A while back I posted this question on Facebook and Twitter:
What’s the #1 Thing That Keeps You From Reaching Your Music Career Goals?
I received a flood of great responses. Here are the top replies:
- Lack of time
- Lack of money
- Lack of confidence
- Not setting goals to begin with
- Not planning well enough
- Having too many goals
- Not prioritizing my goals
- Spreading myself too thin
- Popular trends not going my way
- Not knowing where to start
- My day job
- Not putting what I know into action
- Fear of failure
How many of these can you relate to? I hope this list makes you realize that you are not alone when it comes to distractions, resistance, and excuses.
The thing is, successful artists deal with these very same hurdles. Musicians who reach higher levels don’t have some secret code and aren’t immune to the everyday obstacles we all encounter.
What they do have is a different mindset and a different approach compared to the masses that get lulled into accepting stagnation as a way of life.

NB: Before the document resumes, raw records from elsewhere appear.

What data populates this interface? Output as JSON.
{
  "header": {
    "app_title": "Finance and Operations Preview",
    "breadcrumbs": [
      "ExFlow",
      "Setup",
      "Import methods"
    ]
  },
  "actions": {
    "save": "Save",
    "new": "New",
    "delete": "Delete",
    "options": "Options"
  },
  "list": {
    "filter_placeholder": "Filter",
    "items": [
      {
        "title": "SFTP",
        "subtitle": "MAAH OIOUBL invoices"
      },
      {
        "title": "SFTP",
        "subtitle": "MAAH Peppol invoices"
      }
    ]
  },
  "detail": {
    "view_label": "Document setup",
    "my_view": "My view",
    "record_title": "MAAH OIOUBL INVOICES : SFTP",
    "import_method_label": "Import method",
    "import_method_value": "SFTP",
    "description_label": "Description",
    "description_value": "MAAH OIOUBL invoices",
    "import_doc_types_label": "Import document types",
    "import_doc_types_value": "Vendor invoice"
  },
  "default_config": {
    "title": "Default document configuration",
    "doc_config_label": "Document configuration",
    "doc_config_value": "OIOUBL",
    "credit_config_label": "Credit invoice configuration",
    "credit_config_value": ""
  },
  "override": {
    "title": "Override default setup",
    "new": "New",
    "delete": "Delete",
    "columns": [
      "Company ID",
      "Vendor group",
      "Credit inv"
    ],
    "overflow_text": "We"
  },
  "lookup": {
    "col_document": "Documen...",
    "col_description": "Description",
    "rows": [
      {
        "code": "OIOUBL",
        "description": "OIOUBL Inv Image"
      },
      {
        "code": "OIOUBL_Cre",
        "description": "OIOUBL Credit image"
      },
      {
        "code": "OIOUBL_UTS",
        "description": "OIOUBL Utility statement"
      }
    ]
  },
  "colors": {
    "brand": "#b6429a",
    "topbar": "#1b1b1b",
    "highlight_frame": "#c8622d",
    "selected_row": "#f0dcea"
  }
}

Since this is such a widespread issue (and one I wrestle with myself), I wanted to share my version of the Cycle of Success — a concept I first heard from Jack Canfield. It’s a bare-bones outline of the simple steps you must take to accomplish worthy goals. It may appear simplistic at first glance. But I ask you …
Honestly, how well do you embrace each of these steps … and on which ones do you typically get hung up?
The first step to reaching any goal is to know where you’re headed. The clearer the target, the more purposeful your actions will be. That’s why the first step to accomplishment is to set a specific, measurable goal (or set of goals). “Be a successful musician” is a nice idea, but it’s a fuzzy goal. A more concrete goal would be “Perform four live shows a month that generate $3,000 in total revenue” or “Sell $1,500 a month in live show CD/merchandise sales and $1,000 a month in digital downloads.” Decide what you want and be crystal clear about what it is.
Once you know exactly what you want, the next step is to craft an action plan that will move you toward it. Take some time to brainstorm on paper. Make lists of the different types of activities you will need to engage in to reach the goal. Who will you need to contact, what do you need to learn, and what tools will help you get there? Work backwards from the goal and determine the specific steps you’ll need to take.
Now it’s time to dive into the step that holds back most human beings: taking action! Look over your grand plan and ask yourself, “What’s the very first thing I need to do in each category?” Focus only on those initial things and … do them! Don’t worry about the entire project or the immensity of your goal. Just do the little thing that needs to be done today: make a phone call, send an email, design a web page, repair your equipment, or sit down to write a new song (or finish one you started).
Taking those initial actions in the Start phase may actually come easy if you’re exciting about the goal. Your enthusiasm is running high and you’re eager to get busy. But what happens after a week or two, when other life demands grab center stage or when you don’t make as much progress toward the goal as you had hoped? This step is another biggie that trips up many musicians. But people who succeed muscle through the distractions and “continue” taking action, even when they’re short on time and energy. If your goal is truly important, you will find time to chip away at it and make progress — on a consistent basis.
If you get this far, congratulations! You’ve accomplished more than the majority of creative people (as sad as that is to say). You have decided what you want, created an action plan, started taking action, and have continued to work toward it, despite many temptations to do otherwise. Now you must take a little time to measure the results of your efforts. Don’t just stay busy for the sake of movement without knowing how effective your actions are. Are you moving closer to the goal, or further away? What has brought the best results? Now is the time to evaluate your progress.
Once you look at the actions you’ve taken thus far and measure the results (as in the number of live shows booked, number of new fans on your mailing list, amount of music and merch sold, etc.), you’ll have a clearer picture of where you stand. Then look over your plan and tweak it. How you do that is super simple: Do more of what’s working and less of what isn’t working. Also, this is a good time to introduce a new goal or strategy that makes sense based on what you’ve learned from your actions so far.
Once again, consistent action and progress is key. So with your adjusted plan in hand, continue to move forward. Another trait that will help you in this phase is the ability to simultaneously see two contrasting perspectives:
1) Keep the big picture vision alive of where you are headed — the specific and measurable goal you have set, and
2) Focus on the micro task at hand and realize where you actually are on the path. There will almost always be a wide gap between where you are and where you want to be. But don’t let that disparity frustrate you. Instead, let it pull you toward the goal even more fervently.
Bonus Step: Repeat Steps 5 through 7. From here on out, your progress will be a series of evaluating your efforts, adjusting your goals and action plans, and getting busy pursuing them again.
There you have it: 7 Simple But Effective Steps to Reaching Your Music Career Goals.
Are you truly incorporating all of the steps? Where do you get hung up the most? Did I miss anything? Let me know in the Comments.
Bob Baker helps musicians, authors and creative entrepreneurs of all kinds use their talents and know-how to make a living and make a difference in the world! Learn more at http://bob-baker.com/
Originally published at bob-baker.com on December 26, 2015.